Which lines of the records contain the word "this"? Copy each one.
● ● ● ● ● ● ●
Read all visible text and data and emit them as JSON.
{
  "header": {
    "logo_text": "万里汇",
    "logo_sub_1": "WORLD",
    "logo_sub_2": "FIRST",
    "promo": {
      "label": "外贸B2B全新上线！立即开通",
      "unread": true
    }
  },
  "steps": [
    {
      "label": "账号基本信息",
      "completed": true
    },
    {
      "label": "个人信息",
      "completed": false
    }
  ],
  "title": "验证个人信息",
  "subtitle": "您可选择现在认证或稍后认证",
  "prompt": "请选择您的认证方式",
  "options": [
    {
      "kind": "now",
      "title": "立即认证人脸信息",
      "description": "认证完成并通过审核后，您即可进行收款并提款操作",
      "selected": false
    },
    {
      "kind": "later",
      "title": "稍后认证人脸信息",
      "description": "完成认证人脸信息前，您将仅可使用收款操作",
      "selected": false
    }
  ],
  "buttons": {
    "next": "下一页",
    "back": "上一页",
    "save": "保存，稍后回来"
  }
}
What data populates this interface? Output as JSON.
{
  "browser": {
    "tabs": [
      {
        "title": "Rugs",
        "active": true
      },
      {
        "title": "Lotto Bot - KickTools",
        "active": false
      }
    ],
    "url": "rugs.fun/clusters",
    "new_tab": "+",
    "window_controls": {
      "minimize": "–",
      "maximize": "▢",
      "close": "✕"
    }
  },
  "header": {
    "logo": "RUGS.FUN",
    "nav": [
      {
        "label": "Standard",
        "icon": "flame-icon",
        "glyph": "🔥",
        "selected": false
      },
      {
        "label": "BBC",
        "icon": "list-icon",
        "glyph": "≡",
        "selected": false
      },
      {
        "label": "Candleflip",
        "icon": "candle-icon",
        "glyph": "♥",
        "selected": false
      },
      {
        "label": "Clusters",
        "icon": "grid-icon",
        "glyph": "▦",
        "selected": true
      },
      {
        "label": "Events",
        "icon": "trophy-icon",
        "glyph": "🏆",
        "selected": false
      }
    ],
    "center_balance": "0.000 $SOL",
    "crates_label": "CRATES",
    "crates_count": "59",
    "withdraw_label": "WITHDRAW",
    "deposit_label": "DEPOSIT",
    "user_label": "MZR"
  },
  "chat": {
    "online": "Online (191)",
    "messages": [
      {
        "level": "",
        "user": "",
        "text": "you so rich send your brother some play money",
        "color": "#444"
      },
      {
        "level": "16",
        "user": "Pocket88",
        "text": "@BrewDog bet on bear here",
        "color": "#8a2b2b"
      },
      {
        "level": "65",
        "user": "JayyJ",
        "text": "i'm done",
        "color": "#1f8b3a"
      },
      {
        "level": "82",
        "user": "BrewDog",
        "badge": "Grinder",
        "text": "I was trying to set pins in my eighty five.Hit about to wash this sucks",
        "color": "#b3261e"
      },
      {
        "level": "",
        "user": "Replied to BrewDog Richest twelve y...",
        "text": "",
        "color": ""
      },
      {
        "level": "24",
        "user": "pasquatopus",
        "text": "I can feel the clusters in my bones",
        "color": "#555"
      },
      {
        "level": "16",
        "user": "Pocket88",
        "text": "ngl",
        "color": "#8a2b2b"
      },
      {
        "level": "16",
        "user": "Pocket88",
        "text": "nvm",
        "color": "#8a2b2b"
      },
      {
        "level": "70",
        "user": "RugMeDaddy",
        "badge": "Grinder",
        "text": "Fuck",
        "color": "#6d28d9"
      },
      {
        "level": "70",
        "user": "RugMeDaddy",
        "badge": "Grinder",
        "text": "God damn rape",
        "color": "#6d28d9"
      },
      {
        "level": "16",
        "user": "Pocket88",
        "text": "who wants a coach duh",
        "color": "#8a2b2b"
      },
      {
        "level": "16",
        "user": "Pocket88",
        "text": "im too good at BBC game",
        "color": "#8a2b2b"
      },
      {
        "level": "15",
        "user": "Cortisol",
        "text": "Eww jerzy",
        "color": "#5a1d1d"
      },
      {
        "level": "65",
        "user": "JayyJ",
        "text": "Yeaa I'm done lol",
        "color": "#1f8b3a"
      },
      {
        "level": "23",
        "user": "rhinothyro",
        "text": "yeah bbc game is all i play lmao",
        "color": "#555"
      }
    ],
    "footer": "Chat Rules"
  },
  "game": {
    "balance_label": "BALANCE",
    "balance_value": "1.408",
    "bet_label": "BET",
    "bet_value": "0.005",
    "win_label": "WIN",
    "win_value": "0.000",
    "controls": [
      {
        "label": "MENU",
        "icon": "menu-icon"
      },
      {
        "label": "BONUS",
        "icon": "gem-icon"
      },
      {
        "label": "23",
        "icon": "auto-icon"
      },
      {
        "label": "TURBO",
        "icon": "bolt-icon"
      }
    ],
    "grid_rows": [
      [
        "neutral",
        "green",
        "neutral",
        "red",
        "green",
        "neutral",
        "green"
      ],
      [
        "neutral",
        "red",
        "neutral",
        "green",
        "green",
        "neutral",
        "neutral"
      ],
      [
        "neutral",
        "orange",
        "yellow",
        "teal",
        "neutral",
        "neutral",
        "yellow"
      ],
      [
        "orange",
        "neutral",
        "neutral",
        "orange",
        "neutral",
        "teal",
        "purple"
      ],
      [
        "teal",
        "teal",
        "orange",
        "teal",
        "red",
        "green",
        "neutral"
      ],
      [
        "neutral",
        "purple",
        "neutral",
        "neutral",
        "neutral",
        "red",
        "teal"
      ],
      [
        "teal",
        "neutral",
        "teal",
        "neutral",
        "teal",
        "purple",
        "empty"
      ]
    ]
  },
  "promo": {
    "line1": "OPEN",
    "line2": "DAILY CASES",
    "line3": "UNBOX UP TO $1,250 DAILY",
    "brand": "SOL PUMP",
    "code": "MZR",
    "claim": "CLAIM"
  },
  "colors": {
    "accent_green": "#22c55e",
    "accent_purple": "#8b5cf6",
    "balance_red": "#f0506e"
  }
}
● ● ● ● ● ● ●
Expected answer:
What data populates this interface? Output as JSON.
        "text": "I was trying to set pins in my eighty five.Hit about to wash this sucks",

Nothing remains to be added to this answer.